The more information you provide about the community, the better. From there, it’s all about how you place your Calls To Action in order to get them to actually take action and contact you about their real estate needs.
But all starts with great content. The sooner you build out some content-rich community pages, the sooner you’ll start building and engaging with a local audience.
Kim Halverson says
Thanks for the tips Ricardo. Once I get passed overwhelm, I’ll be sure to break it down and implement.
Ricardo Bueno says
Heh, happy to inspire some ideas Kim 🙂
Check out some of the examples I listed in this post… Totally simple once you get the idea of what they’ve done to serve up content on their sidebar that matches the content on the page. It’s really a great way to keep site visitors on your site longer.
Gemma D Lou says
Hey Ricardo. I like that! Thanks for sharing this. I found one that doesn’t require the Genesis theme.
It hadn’t even occurred to me to deliver up relevant sidebar content that was dependent on the actual page. This is huge!!!!!
Great post again!!!g
Ricardo Bueno says
Yep, the Custom Sidebars plugin works great if you’re not running on Genesis. And yes, I TOTALLY agree… Serving up relevant content on that sidebar that is consistent with the content on the page is a great way to deliver a better search experience to your site visitors. The more relevant the content, the better!
Thanks for reading!
Christine Garber says
Thanks Ricardo for the explanation. I never really know how the simple sidebars worked.
Ricardo Bueno says
They’re really simple to use actually (both the Genesis Simple Sidebars and the Custom Sidebars plugin). Once you create the sidebar, you’ll have a widget area enabled. Activating it, is just a matter of dropping normal widgets into that widget area and selecting that as your sidebar before you hit publish on your post.

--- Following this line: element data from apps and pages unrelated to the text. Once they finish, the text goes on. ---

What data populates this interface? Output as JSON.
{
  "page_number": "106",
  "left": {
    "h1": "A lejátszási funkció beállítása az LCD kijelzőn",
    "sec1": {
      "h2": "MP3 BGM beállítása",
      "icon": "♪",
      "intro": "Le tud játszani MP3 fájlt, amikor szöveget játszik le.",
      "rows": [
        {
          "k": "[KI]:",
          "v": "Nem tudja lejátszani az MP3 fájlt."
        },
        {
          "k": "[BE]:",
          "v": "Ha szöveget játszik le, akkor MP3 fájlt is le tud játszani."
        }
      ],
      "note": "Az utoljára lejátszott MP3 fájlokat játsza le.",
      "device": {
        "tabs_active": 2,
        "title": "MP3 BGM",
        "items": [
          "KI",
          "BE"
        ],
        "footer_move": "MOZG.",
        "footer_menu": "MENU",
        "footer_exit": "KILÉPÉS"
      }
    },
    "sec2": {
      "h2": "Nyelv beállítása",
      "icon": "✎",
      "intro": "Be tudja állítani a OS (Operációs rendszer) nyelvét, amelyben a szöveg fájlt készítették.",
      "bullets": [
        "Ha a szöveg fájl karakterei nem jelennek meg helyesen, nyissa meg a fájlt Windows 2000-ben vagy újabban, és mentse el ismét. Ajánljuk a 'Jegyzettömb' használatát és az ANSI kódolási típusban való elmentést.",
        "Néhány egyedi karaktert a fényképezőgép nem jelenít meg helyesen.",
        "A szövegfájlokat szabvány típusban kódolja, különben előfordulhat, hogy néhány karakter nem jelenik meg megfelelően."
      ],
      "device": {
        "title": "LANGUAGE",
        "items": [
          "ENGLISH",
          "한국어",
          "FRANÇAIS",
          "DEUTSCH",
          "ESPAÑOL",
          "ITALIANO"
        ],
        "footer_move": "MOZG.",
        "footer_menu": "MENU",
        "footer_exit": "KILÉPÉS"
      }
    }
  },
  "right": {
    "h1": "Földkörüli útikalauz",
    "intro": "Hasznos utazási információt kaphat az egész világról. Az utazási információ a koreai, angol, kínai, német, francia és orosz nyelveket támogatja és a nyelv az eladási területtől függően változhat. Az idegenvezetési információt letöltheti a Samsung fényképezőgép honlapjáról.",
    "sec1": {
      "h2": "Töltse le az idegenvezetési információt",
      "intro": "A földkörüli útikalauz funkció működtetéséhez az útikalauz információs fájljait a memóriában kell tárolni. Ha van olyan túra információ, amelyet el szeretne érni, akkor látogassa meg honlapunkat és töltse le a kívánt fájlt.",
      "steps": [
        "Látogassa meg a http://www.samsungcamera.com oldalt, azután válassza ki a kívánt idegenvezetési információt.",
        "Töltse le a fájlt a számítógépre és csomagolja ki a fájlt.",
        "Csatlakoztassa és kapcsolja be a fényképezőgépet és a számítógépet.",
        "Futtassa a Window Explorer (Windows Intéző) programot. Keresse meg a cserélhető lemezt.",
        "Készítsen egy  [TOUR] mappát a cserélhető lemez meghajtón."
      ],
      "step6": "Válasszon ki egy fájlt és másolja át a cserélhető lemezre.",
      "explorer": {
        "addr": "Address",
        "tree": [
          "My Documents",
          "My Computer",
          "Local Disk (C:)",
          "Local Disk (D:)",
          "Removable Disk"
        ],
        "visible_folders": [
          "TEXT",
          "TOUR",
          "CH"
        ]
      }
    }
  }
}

If you use it and you get stuck, just shoot me an email. I’m happy to help troubleshoot it for you!
Angelo Davis says
I love using the simple sidebars for not just community pages but also make them specific for niches, topics, etc. Great way to make the users experience so much more enjoyable.
Plus you can use the short codes to show currently available homes in the neighborhood.
Doug Lindstrom says
Hello Ricardo, I keep seeing the Easy Map Search image in the widget section (Anthony’s site) but cannot find it on the DS site. Please advise.
Doug Francis says
Ha! I was looking for that too and can’t find it… did you ever get Ricardo’s answer?